Da Silva, forever linked to his PT party, has been imprisoned in Curitiba for more than five months but still battling with the courts to be able to compete in October elections. “Free Lula” has been a battle cry for PT supporters who want to see the return of the two-term president to the Palácio do Planalto, the official headquarters of the Brazilian president in the capital city of Brasília. Although the UN has publicly supported the legal right of da Silva being allowed to run, after five months of legal haggling, da Silva recently passed the baton to his VP running mate, Fernando Haddad, to represent the PT in the election. According to a Vox Populi poll, when associating Haddad directly with Lula, the former São Paulo mayor would be the leader of intended votes, surpassing controversial PSL candidate, Jair Bolsonaro who was recently stabbed in a campaign event in Minas Gerais, and had been the leader up to this point.
The recent attacks and arrest of Freitas and Dantas seem to be clear demonstrations of anti-PT actions and forces that don’t want to see the possible rise of another PT government that ruled Brazil for 14 years from 2002 to 2016 through the two term presidency of da Silva and the term and a half of his successor, Dilma Rousseff, before she was removed from office in a controversial impeachment.
In terms of Renato Freitas, it may seem strange to have two vastly different interpretations of what happened to him in a recent run-in with police, but in today’s political environment, it’s not surprising. And the timing and facts surrounding both cases (Freitas and Dantas) weren’t lost on Dr. Rosinha, the PT’s candidate for governor of the state of Paraná. Rosinha clearly laid out his sentiments on the events in an official statement released shortly after Freitas was hospitalized:

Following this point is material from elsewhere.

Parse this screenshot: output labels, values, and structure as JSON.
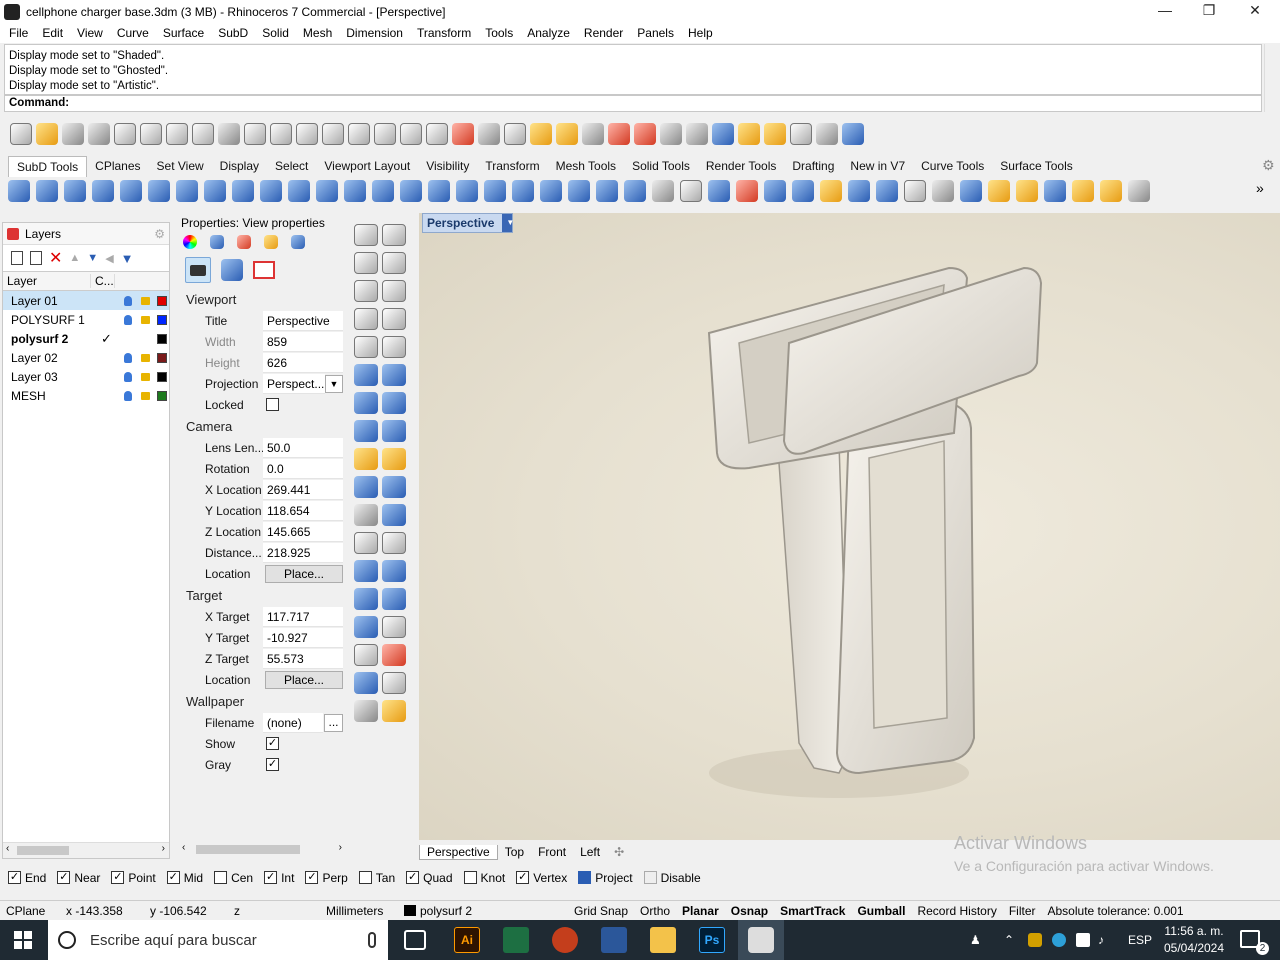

“On this Sunday night, 09, the candidate for deputy for the PT Paraná, Renato Almeida Freitas, was leafletting in downtown Curitiba and was attacked by the Municipal Guard that attacked him with rubber bullets and arrested him. No reason for the arrest or police violence. Likewise, on the 7th, during the civic parade, Edna Dantas, a candidate for state deputy for PT PR, held a demonstration for the release of President Lula, along with other party members and was beaten and detained by the police. In both cases, the only explanation for the persecution is that both are black, from the PT and social movements. What we are seeing is a frightening, rising wave of violence and persecution to those who demonstrate and fight for the oppressed. There were no worries about the buses of President Lula’s Caravan that were targeted, we have come to six months without knowing who killed Marielle and the judiciary also determined that we cannot express our support for Lula. I was following today, as soon as I learned, the progress of Renato’s arbitrary arrest. As I will be requesting from now an investigation on the deviation of police function in both cases. I am on the side of Democracy and therefore struggling against the state of exception in which we live. Stop the persecution! Enough with the violence! – DR ROSINHA, President of the PT in Paraná”
Nationwide elections in Brazil are scheduled for October 7th.